to file written submissions on the questions identified in this notice. 
Parties to the investigation, interested government agencies, and any 
other interested parties are encouraged to file written submissions on 
the issues of remedy, the public interest, and bonding. Such initial 
written submissions should include views on the ALJ's RD on remedy and 
bonding.
    In their initial written submission, Complainants are also 
requested to identify the form of the remedy sought, and Complainants 
and OUII are requested to submit proposed remedial orders for the 
Commission's consideration. Complainants are also requested to state 
the HTSUS subheadings under which the accused articles are imported, 
and to supply identification information for all known importers of the 
accused products.
    Written submissions, including proposed remedial orders must be 
filed no later than the close of business on April 30, 2021. Reply 
submissions must be filed no later than the close of business on May 7, 
2021. No further submissions on these issues will be permitted unless 
otherwise ordered by the Commission.
    Persons filing written submissions must file the original document 
electronically on or before the deadlines stated above. The 
Commission's paper filing requirements in 19 CFR 210.4(f) are currently 
waived. 85 FR 15798

[[Page 20202]]

(March 19, 2020). Submissions should refer to the investigation number 
(``Inv. No. 337-TA-1175'') in a prominent place on the cover page and/
or the first page. (See Handbook for Electronic Filing Procedures, 
https://www.usitc.gov/documents/handbook_on_filing_procedures.pdf). 
Persons with questions regarding filing should contact the Secretary at 
(202) 205-2000.
    Any person desiring to submit a document to the Commission in 
confidence must request confidential treatment. All such requests 
should be directed to the Secretary to the Commission and must include 
a full statement of the reasons why the Commission should grant such 
treatment. See 19 CFR 201.6. Documents for which confidential treatment 
by the Commission is properly sought will be treated accordingly. All 
information, including confidential business information and documents 
for which confidential treatment is properly sought, submitted to the 
Commission for purposes of this Investigation may be disclosed to and 
used: (i) By the Commission, its employees and Offices, and contract 
personnel (a) for developing or maintaining the records of this or a 
related proceeding, or (b) in internal investigations, audits, reviews, 
and evaluations relating to the programs, personnel, and operations of 
the Commission including under 5 U.S.C. Appendix 3; or (ii) by U.S. 
government employees and contract personnel, solely for cybersecurity 
purposes. All contract personnel will sign appropriate nondisclosure 
agreements. All non-confidential written submissions will be available 
for public inspection at the Office of the Secretary and on EDIS.
    The Commission vote for this determination took place on April 12, 
2021.
    The authority for the Commission's determination is contained in 
Section 337 of the Tariff Act of 1930, as amended (19 U.S.C. 1337), and 
in Part 210 of the Commission's Rules of Practice and Procedure (19 CFR 
part 210).

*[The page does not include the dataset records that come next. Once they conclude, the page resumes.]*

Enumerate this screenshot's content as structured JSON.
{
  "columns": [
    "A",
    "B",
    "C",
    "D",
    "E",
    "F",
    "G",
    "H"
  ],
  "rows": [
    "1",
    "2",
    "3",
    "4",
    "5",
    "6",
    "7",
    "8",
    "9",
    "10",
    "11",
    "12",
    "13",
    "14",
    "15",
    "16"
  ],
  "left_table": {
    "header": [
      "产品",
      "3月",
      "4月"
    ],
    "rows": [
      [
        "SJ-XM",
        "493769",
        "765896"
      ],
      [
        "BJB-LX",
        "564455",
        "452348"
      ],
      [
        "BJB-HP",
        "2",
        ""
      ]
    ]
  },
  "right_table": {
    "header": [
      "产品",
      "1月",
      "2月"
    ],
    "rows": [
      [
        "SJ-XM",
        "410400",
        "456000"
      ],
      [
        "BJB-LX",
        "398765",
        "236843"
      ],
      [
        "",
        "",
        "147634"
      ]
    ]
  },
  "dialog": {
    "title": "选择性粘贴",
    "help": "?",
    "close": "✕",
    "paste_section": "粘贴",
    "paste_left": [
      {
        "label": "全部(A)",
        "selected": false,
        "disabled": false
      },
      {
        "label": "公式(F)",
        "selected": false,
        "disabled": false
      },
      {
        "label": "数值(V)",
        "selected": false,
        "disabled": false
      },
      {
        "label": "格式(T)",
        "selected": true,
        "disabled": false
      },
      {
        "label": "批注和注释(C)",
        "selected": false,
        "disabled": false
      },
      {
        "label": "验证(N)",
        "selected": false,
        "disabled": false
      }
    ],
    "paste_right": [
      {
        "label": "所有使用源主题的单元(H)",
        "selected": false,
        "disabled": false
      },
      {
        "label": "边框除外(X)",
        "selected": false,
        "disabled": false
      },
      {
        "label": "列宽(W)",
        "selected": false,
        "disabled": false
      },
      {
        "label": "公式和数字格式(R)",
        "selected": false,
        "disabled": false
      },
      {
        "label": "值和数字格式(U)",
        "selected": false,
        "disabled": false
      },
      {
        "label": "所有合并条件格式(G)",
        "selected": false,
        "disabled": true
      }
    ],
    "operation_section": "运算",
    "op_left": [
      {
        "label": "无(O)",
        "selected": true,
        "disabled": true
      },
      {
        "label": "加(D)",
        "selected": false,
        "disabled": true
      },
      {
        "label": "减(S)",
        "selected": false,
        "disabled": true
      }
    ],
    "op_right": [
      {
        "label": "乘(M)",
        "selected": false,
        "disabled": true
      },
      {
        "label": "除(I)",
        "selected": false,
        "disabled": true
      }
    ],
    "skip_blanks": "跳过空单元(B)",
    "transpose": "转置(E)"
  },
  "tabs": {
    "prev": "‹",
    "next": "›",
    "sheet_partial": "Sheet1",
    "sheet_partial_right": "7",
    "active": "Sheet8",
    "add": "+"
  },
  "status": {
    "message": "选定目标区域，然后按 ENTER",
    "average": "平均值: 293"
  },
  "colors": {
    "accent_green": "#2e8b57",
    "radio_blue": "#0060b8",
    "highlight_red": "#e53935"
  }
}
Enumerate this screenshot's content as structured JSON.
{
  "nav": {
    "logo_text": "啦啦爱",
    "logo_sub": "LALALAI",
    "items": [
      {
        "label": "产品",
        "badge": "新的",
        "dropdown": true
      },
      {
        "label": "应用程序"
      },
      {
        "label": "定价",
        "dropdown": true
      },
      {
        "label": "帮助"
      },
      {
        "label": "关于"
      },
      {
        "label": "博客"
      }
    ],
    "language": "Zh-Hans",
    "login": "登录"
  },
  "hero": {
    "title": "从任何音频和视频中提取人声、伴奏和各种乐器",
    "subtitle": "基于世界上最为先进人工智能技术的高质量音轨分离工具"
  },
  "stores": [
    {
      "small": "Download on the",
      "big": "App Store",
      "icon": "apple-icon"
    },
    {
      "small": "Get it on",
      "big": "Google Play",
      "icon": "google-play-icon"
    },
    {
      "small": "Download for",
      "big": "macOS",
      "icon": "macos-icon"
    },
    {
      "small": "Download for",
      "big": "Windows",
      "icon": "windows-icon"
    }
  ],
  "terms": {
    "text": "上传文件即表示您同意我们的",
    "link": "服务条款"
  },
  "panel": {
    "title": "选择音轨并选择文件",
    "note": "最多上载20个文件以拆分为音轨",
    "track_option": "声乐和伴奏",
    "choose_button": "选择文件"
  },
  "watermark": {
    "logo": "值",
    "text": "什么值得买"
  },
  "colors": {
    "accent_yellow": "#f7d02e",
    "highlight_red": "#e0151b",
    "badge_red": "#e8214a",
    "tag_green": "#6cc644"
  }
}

    By order of the Commission.

    Issued: April 12, 2021.
Lisa Barton,
Secretary to the Commission.
[FR Doc. 2021-07765 Filed 4-15-21; 8:45 am]
BILLING CODE 7020-02-P